You may not know it, but you may actually be spending a fortune on your value meals or favorite chocolate bar. Don’t believe it? Well, if you haven’t been looking at those loose change in your pockets closely, you may be unwittingly throwing away valuable error coins that could sell several hundreds of dollars. Believe it or not, there are valuable coins going around in circulation and unknowing people use them in paying for a dollar worth of junk food. So how do you avoid this mistake, which could have been your ticket to earning a fortune? Well, the answer is simple. Just take a few minutes of your time and examine those coins in your loose change.

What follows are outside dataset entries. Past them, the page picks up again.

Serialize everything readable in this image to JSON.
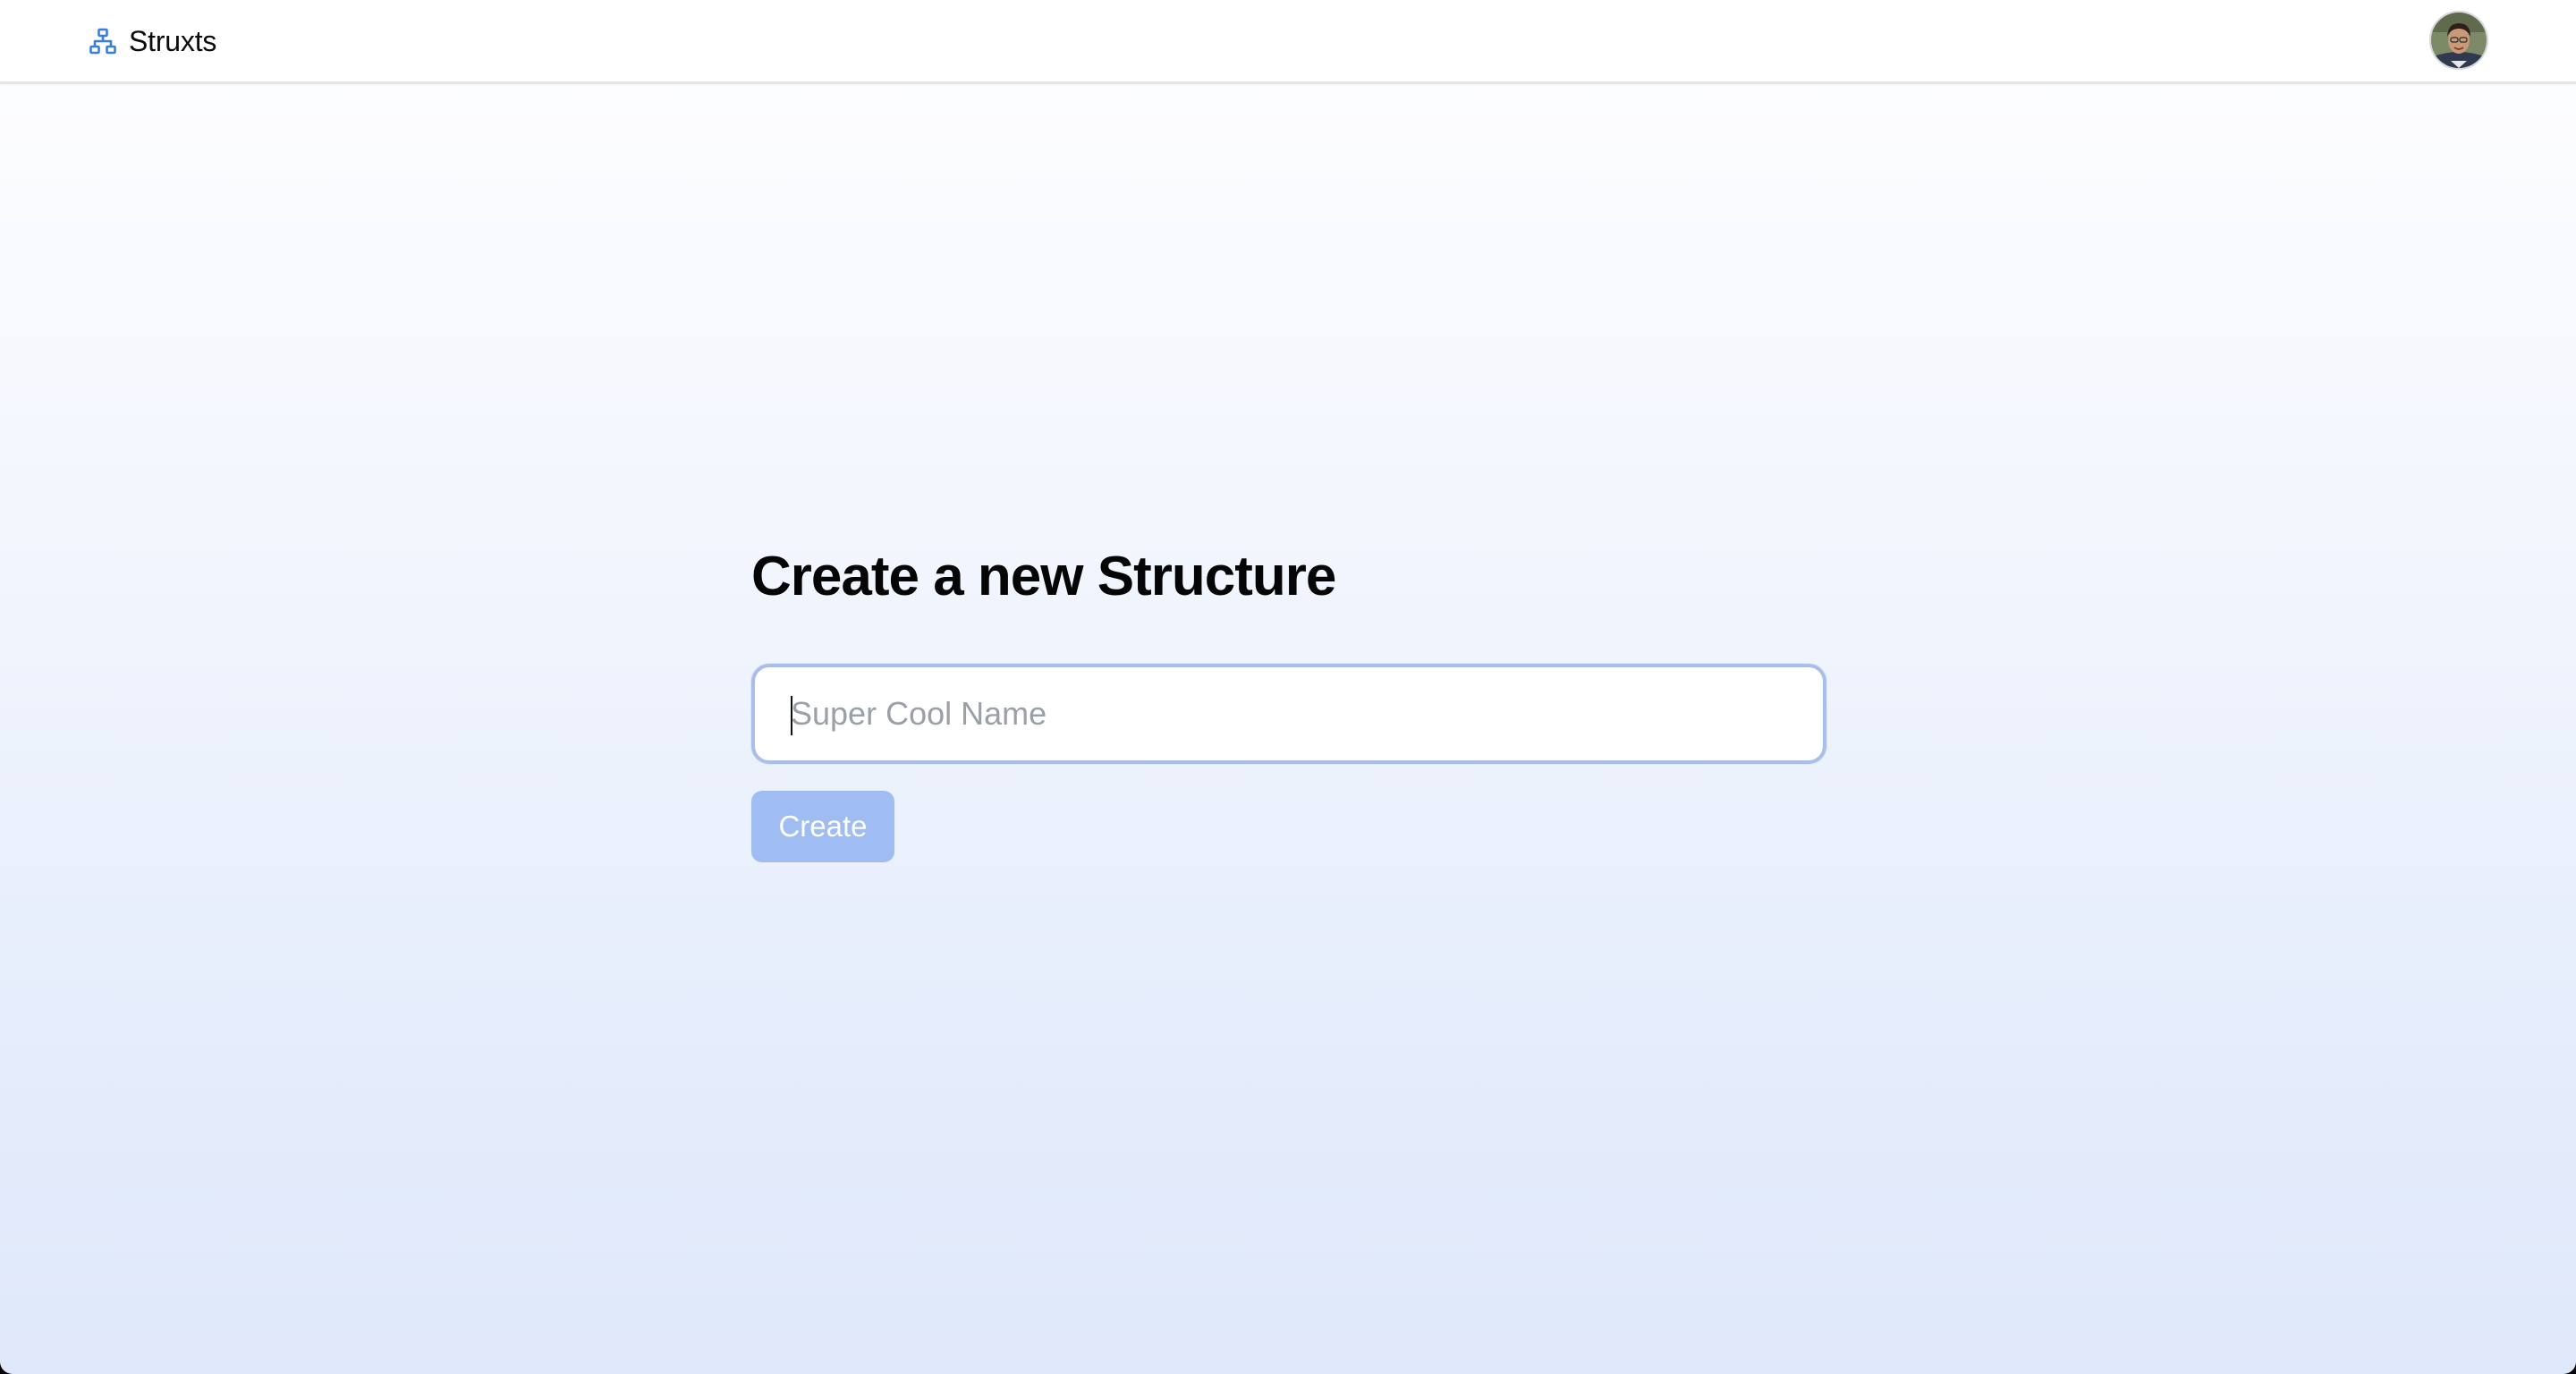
{
  "header": {
    "app_name": "Struxts",
    "logo_icon": "sitemap-icon",
    "accent_color": "#3b82f6",
    "avatar_icon": "user-avatar"
  },
  "main": {
    "title": "Create a new Structure",
    "name_input": {
      "value": "",
      "placeholder": "Super Cool Name"
    },
    "create_button": {
      "label": "Create",
      "disabled": true,
      "color": "#9fbdf3"
    }
  }
}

Practice this regularly, make it a habit, and then who knows? You may luckily chance upon a silver coin worth thousands of dollars! But of course, you have to know what you are looking for and how to look for it. So, here are a few tips to help you get started.

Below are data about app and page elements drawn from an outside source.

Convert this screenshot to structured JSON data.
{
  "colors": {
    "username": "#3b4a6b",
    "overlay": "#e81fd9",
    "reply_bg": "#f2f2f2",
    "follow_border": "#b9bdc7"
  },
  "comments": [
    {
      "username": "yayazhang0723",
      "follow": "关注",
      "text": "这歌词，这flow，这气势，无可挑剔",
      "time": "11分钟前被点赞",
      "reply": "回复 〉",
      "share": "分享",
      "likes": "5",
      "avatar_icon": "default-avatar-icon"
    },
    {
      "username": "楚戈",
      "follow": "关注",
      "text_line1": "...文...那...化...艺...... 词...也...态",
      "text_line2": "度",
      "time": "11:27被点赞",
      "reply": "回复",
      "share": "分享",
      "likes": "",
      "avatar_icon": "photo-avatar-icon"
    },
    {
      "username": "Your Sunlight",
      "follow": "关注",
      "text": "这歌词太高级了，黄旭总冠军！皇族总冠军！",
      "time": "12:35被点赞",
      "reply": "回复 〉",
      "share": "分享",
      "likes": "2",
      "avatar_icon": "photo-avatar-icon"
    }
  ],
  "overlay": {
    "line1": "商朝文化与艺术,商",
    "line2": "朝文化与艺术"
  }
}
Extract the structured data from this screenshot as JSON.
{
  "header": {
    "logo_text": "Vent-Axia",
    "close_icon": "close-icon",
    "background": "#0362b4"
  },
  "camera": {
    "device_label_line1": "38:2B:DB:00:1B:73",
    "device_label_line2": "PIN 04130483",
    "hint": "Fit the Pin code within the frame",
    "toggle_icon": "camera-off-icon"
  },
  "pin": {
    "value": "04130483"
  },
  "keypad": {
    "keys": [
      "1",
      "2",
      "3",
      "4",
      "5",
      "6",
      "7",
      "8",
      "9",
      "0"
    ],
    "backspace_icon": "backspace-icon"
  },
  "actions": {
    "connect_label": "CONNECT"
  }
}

Photo: Coins found in pocket change
The first thing you have to do is to familiarize yourself with different silver coins. Arrange those loose coins according to denomination and take a close examination of their details. Arranging your coins this way will make memorizing the features of the coins easier and enable you to eventually notice differences faster, should there be any. To get a better look, you may want to invest in a good magnifying lens, which doesn’t cost that much. This will help you a great deal in seeing the details of each coin.
Now that you are familiar with the different denominations of silver coins, you can start looking for the differences and errors in coins that make them unique and valuable. Features that you have to watch out for are the date and mintmarks, the edge, and the die rotation, among others. Common mistakes are usually found in these features.
The mintmarks are sometimes overpunched or punched. Overpunched mintmark consists of two different mintmarks, one of which was punched over the other. On the other hand, a double punched mintmark consists of one mintmark that was punched twice. The edge of a coin is usually reeded and possible not on the coin you are inspecting. You may look for missing reeded edges, lines, seams and whatever out of the ordinary on the edge. There are also coins that bear inscriptions on the edge. In this case, you may look for missing letters or the whole inscription sometimes.
The die rotation is the alignment of the obverse and the reverse side of the coin. Check if the die rotation is correct. If you turn the coin from side to side, the other side should be upside down. If you turn it from top to bottom, the other side should be right-side-up as well. On the whole, look for anything unusual on the obverse and reverse side of the coin. Watch out for any doubling on the inscriptions or the portrait image itself. Are there double-struck or missing letters? Is there any excess on the images? Like an additional leaf, flower, or doubled earlobes perhaps?
These are just simple but very useful tips if you make it part of your routine. These very simple steps can make you a fortune should a valuable coin luckily falls into your pocket.